## PROBLEM DESCRIPTION
Copy each line of the following data that contains "content".

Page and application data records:

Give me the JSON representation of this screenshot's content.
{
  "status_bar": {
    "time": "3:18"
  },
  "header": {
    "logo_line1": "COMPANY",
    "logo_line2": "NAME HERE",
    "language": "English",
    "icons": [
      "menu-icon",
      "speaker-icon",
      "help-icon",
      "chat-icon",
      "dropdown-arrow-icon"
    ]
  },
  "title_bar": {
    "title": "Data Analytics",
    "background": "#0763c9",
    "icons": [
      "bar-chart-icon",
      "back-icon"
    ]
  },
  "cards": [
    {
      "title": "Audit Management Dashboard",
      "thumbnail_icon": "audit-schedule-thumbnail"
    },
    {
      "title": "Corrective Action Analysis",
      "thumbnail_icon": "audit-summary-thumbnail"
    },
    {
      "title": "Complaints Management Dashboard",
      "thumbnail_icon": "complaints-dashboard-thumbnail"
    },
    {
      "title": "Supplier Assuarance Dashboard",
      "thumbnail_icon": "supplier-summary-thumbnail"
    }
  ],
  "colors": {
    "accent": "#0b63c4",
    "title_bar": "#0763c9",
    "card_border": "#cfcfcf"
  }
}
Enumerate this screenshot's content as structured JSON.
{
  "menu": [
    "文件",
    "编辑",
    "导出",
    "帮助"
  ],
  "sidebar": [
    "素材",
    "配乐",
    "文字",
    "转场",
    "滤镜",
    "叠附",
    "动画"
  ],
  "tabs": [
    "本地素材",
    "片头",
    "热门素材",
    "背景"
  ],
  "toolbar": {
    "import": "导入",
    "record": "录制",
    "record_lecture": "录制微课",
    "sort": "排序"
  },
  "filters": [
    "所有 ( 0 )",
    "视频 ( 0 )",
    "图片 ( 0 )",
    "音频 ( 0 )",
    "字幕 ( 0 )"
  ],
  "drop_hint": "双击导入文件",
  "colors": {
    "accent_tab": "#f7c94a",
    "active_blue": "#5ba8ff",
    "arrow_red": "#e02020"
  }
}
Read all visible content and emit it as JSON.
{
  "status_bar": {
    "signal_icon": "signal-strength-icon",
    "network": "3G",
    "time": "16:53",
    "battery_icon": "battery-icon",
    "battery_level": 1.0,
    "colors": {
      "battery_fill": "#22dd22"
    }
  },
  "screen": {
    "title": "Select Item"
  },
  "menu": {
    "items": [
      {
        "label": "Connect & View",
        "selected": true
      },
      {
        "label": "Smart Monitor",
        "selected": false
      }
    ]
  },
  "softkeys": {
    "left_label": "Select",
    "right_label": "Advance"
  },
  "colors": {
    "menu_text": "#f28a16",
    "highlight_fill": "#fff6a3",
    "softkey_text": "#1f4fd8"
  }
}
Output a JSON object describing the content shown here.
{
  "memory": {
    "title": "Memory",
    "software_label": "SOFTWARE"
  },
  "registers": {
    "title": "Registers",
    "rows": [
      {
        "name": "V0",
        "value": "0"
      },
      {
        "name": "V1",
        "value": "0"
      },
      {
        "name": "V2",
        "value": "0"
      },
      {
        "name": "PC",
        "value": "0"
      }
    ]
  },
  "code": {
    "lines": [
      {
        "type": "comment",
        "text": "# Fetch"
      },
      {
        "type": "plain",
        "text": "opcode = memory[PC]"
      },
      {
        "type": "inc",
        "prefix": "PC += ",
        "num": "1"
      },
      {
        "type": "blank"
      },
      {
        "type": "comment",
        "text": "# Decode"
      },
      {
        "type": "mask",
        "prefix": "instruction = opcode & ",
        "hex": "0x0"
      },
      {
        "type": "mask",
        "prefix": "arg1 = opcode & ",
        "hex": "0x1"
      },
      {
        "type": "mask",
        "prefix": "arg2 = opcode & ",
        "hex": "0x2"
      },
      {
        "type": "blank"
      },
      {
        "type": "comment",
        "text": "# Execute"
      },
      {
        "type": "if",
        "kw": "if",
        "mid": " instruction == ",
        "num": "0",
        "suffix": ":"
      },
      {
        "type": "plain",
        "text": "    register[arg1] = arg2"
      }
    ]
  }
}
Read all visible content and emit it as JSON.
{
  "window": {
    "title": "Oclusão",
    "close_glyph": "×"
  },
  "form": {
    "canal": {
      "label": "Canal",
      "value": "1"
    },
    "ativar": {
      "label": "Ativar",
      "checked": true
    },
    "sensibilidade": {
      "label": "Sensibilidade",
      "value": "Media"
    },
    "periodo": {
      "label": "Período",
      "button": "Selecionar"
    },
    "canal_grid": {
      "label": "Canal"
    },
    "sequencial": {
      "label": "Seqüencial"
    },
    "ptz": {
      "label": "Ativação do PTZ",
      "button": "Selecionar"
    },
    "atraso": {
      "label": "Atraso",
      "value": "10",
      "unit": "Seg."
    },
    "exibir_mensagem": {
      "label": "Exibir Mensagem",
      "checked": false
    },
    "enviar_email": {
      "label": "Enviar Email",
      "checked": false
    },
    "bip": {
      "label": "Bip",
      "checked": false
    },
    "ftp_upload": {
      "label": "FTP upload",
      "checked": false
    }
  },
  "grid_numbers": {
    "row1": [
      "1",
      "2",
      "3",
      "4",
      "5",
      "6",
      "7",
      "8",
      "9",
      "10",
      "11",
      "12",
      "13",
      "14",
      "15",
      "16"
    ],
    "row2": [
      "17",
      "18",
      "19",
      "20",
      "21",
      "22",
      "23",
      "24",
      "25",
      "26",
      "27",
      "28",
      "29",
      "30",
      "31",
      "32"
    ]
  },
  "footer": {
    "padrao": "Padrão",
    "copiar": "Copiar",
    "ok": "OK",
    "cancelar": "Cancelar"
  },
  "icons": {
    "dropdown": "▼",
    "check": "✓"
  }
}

## WRITTEN ANSWER
Give me the JSON representation of this screenshot's content.
Enumerate this screenshot's content as structured JSON.
Read all visible content and emit it as JSON.
Output a JSON object describing the content shown here.
Read all visible content and emit it as JSON.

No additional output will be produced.